    My best weapon for stickers and/or the residual glue is charcoal lighter fluid. It’s also great for cleaning up spilled wax from candles or melting pot wax. I’ve used it on both my hardwood floors and my white carpet and it will typically dissolve the wax off the flooring surfaces as well as my granite counter tops in a snap, although that depends on how thick the layer is. Sometimes it requires a little encouragement with the fluid and a flat blade, like a putty knife or an old steak knife without serrated edges (be real careful not to get aggressive or you’ll scratch the surface you’re trying to get it off of!). Just allow the lighter fluid to dissolve the wax and be patient! None of the surfaces described have shown any residual wax, glue or lighter fluid! The ONLY caveat I will put forth is I haven’t had the need to get out red from my carpet, and as anyone knows, red is the worst color of ANYTHING to spill!!!

  22. c says

    Yes, this baking soda/dish detergent soaking methods is amazing. I discovered it a couple weeks ago. My daughter spilled tomato sauce in her white sundress. I soaked it with the method twice.and hung in the line in the Sunshine. Gone. Amazing.

    I read a comment earlier regarding magic erasers….they do remove a lot of things, BUT SHOULD NOT BE USED ON A CHILD’S SKIN! My cousin’s GMA used it to remove marker..poor kid had “burn” marks all over his arms.

  23. Joleen says

    Lighter fluid is amazing at grease stains as well. My husband and I are both chefs, I’ve saved so many clothes just dabbing lighter fluid on the stain, and washing normally.

    • Coleen says

      I was looking for someone to mention this. I have had great success with Murphy’s Oil Soap. Just rub it into the spot and wash as usual.

Trackbacks

Leave a Reply

Your email address will not be published. Required fields are marked *
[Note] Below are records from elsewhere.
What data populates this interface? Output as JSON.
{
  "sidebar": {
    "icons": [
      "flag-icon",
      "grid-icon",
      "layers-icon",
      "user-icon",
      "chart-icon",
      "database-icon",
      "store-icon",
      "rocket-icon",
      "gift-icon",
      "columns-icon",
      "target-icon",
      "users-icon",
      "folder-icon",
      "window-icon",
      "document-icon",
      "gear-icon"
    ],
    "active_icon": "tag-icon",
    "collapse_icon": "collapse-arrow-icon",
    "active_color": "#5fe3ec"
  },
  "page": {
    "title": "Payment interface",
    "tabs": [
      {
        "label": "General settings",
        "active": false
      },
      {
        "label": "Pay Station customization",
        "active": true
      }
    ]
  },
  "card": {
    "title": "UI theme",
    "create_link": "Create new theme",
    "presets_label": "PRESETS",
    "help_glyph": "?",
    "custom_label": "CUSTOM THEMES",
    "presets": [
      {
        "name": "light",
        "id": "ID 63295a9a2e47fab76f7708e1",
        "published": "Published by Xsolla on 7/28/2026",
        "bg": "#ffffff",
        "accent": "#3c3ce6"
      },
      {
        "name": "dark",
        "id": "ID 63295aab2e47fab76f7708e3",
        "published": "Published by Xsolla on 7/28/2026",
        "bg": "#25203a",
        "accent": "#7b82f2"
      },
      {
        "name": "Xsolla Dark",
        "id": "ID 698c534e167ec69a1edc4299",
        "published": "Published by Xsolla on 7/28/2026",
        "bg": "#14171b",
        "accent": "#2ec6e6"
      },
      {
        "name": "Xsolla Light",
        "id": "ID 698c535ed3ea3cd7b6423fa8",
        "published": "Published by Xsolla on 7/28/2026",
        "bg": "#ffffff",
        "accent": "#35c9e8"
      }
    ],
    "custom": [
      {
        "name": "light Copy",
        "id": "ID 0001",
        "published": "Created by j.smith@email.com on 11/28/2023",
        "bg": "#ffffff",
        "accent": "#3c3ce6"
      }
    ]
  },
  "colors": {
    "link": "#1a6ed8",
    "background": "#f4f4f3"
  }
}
You may use these HTML tags and attributes: <a href="" title=""> <abbr title=""> <acronym title=""> <b> <blockquote cite=""> <cite> <code> <del datetime=""> <em> <i> <q cite=""> <strike> <strong>